GIVEN ENTRIES Block Start
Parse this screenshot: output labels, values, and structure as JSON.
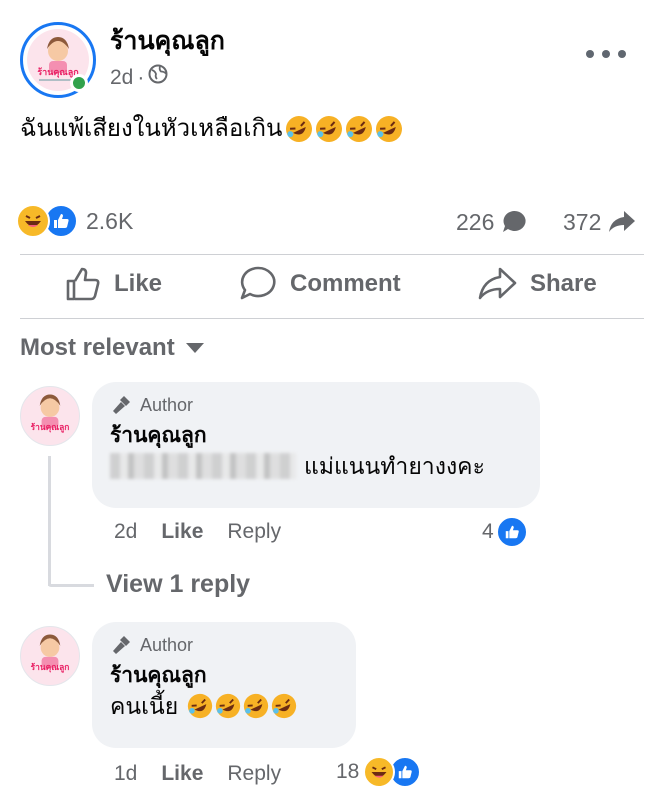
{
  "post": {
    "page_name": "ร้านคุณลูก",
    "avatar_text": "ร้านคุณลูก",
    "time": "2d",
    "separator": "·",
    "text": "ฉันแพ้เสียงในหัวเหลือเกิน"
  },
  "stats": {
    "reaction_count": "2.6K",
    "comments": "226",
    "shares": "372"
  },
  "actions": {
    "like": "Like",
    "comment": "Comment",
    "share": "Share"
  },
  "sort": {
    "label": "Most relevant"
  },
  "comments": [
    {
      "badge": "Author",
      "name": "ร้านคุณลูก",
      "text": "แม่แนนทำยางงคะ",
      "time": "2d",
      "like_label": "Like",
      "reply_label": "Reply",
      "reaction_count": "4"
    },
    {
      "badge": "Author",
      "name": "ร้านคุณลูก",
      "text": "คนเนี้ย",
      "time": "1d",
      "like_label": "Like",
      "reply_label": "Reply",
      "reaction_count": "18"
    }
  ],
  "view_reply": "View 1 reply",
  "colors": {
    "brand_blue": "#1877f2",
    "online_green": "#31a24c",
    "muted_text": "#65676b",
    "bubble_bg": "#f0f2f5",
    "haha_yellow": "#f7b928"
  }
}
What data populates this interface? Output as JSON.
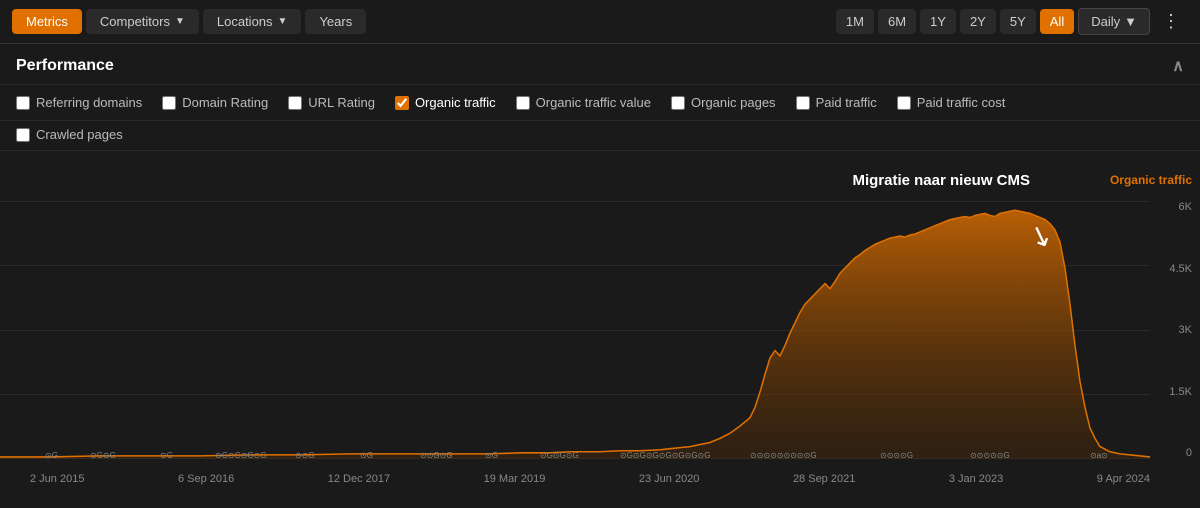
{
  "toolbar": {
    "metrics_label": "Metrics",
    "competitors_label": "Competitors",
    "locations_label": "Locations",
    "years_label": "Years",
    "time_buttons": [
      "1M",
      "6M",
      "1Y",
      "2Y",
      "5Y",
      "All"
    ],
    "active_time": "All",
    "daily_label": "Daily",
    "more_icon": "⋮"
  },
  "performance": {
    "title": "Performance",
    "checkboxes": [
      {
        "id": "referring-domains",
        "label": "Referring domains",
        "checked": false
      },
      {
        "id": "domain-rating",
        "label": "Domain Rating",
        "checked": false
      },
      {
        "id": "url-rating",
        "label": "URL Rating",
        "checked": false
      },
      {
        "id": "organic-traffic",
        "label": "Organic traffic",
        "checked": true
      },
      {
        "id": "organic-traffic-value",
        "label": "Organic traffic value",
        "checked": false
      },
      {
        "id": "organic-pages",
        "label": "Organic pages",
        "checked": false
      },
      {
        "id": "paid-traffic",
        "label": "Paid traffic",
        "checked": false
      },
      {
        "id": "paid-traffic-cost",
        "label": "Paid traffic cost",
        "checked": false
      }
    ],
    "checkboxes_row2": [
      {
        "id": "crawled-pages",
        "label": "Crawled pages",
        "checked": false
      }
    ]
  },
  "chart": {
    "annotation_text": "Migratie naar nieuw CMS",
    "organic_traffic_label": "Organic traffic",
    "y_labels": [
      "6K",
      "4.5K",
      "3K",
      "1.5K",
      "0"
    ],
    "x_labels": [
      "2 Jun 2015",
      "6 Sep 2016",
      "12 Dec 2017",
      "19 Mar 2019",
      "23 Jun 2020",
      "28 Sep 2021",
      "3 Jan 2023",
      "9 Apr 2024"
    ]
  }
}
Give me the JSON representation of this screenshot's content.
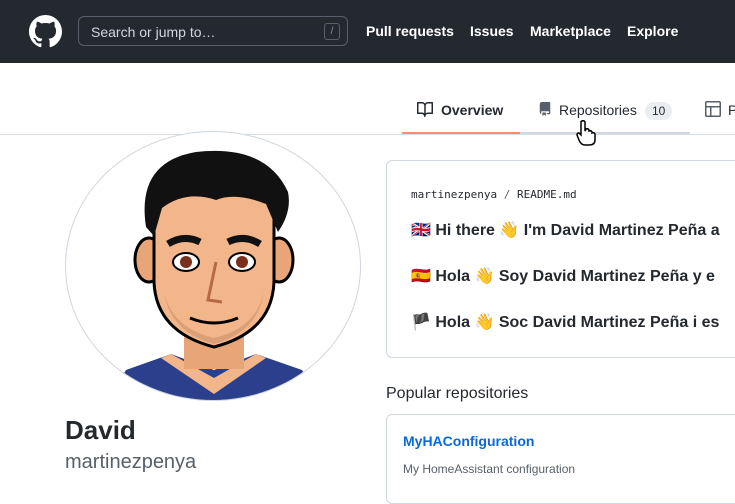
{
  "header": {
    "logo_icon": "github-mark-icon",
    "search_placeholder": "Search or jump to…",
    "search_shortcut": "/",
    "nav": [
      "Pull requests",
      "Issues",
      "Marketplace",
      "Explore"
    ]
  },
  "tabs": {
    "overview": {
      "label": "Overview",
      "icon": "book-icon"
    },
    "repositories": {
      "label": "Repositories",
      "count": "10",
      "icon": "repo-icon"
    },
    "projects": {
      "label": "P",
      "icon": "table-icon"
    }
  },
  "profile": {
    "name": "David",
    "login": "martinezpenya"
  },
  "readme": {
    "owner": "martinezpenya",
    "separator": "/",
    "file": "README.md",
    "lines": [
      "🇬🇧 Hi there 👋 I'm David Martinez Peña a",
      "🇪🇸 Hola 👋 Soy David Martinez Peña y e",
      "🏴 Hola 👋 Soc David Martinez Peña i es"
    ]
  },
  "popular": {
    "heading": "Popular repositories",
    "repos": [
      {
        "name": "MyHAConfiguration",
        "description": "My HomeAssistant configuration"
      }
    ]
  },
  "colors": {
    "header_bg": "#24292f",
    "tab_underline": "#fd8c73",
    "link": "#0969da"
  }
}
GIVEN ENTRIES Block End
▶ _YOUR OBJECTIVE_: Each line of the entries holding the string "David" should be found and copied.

▶ _WRITTEN RESPONSE_:
    "name": "David",
      "🇬🇧 Hi there 👋 I'm David Martinez Peña a",
      "🇪🇸 Hola 👋 Soy David Martinez Peña y e",
      "🏴 Hola 👋 Soc David Martinez Peña i es"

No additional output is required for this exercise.